Thursday, July 11, 2013

doubts and stouts

You may be surprised to hear that pastors doubt.

I certainly do and I'm ok sharing it with the world because my doubt often allows me to move closer to trusting and loving God. Instead of avoiding that there are hard things in life to reconcile with my faith, I prefer to name them, test them, and debate them. And this process helps me claim my belief in God even more.

Mission Bay Community Church just recently formed a group called "Doubts and Stouts." A member of our community, Joel Bylsma, had this hunger to talk about hard theological/philosophical questions and wondered if others might, too. So, we started this group. He coined the awesome name "Doubts and Stouts" and we met last night for our first gathering at a grill/pub for conversation and craft beer.

Our first topic was theodicy - If God is all powerful and all loving, why is there suffering in the world? I know...start easy, right? The conversation was rich and diverse. More like a brainstorming session than a philosophical argument. We provoked each other and the question and we found ourselves considering history, philosophy, science, scripture, and church culture. We had a lot of fun!

For those of you interested, here are some brief notes from our discussion. You'll notice there are WAY more questions than answers :)

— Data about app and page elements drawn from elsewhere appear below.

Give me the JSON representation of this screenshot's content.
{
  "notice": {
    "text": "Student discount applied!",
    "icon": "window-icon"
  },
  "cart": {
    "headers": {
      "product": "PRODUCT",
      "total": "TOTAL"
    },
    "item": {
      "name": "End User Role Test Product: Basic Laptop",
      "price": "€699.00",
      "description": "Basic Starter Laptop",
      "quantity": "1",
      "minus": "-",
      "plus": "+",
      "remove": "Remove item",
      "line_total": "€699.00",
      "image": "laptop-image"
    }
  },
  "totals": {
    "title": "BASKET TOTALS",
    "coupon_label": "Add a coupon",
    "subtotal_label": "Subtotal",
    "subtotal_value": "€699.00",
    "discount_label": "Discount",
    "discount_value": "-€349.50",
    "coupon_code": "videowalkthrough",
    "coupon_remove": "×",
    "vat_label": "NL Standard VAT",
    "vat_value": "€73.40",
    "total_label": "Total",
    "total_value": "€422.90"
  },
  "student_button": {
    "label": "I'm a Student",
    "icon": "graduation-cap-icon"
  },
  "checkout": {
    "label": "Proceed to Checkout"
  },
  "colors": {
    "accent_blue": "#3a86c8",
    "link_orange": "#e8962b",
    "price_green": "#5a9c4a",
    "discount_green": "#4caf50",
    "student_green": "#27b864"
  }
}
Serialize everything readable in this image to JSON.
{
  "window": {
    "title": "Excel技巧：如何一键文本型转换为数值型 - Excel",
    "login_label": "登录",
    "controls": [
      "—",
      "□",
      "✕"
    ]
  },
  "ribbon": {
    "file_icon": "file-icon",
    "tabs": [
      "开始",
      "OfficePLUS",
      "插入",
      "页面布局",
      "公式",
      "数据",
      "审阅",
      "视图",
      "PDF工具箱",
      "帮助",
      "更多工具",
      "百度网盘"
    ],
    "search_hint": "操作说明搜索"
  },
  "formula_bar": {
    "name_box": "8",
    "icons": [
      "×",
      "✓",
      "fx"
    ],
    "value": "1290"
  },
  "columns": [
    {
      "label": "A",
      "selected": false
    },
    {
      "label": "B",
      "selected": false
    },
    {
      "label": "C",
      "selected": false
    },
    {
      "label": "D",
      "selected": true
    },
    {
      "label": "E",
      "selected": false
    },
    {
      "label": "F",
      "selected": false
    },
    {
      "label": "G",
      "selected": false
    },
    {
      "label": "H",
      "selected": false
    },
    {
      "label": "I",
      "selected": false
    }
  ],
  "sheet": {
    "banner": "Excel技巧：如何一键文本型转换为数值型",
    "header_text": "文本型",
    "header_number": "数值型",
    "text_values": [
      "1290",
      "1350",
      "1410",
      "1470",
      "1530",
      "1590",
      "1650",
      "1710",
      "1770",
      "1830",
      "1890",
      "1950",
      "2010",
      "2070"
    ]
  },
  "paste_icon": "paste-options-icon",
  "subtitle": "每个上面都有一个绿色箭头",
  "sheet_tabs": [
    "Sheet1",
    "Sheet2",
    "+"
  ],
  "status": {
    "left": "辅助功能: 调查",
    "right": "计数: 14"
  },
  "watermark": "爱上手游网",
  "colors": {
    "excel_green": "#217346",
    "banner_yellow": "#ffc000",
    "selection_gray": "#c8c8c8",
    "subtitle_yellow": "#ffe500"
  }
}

 Theodicy = if God is all powerful and all good/loving, then why does suffering exist?
- Why do we believe that God is all powerful? (God created, Jesus' miracles - power over nature)
- Why do we believe that God is all loving/Good? (The Bible tells us so. Jesus loves us. John 3:16)
- Does God love ALL people? What about when God told the Israelites to kill their enemies. Is God loving then? Contradictory scripture verses. 
- God's justice. Do we comprehend God's justice? Sometimes it feels like God is just unfair. 
- Deism - belief that God created the world and then stepped back and let the world run its course. We don't believe this. We believe God is personal and interacts/cares/provides for us. We believe this through the life, ministry and death of Jesus. 
- What are examples/expressions of pain and suffering that make us question God's character? cancer, natural disasters, suicide, young death, accidents, addictions, genocide.
- What about prayer? Do we believe that God is affected by our prayers? Or is prayer more about changing us and our perspective? What do the psalms do?
- What are some explanations for theodicy? 
(1) God is mysterious/we cannot know God's plan. Some of us are unsatisfied with this answer because it can make us complacent/passive. We think the conversation and action is important. 
(2) God gave us free-will, so suffering is our fault. This explains suffering that we can create, but not illnesses or natural disasters.
(3) The analogy of life being a quilt....the threads underneath don't make sense to us, but are being woven together to create something God-intended/beautiful. It's a perspective thing...we don't see the whole picture. We liked this explanation more, but still believe that God cares about us (little threads, if you will). We are told in scripture that God provides - God cares for the flowers of the fields and feeds the birds much more does God care for us? (Matt. 6) 
- Question of scripture vs. theology came up. Why do we want historically/culturally to affirm that God doesn't change (all powerful/all loving), when in scripture God does change God's mind and sometimes God's character (wrathful, loving)
- Maybe suffering is given. Suffering is life. If this is the known, then how do we live our lives to find joy, hope, truth and love? 

At the end of the discussion, we had not solved this great problem. We affirmed that we only see dimly (1 Corinthians 13) and that faith cannot be built upon facts or philosophical claims. We talked about how some of us are ok accepting the mystery of God, but that we couldn't expect everyone to like or embrace the mystery. Some of us are just like "doubting Thomas" and we need more intellectual discourse and explanation. What I know... is that it is good for us to be faithful to our doubt, to question, to debate, to share our life experience, to share our brokenness..and that through all of this, we may catch glimpses of hope in God and in one another.

We're meeting again the first Wednesday in August and will discuss another topic - "If God is all powerful, why did Jesus have to die to forgive our sins?" Thanks to David and Bob Boles for the awesome curiosity and honest question! Join us in person on online and feel free to share questions/doubts of your own!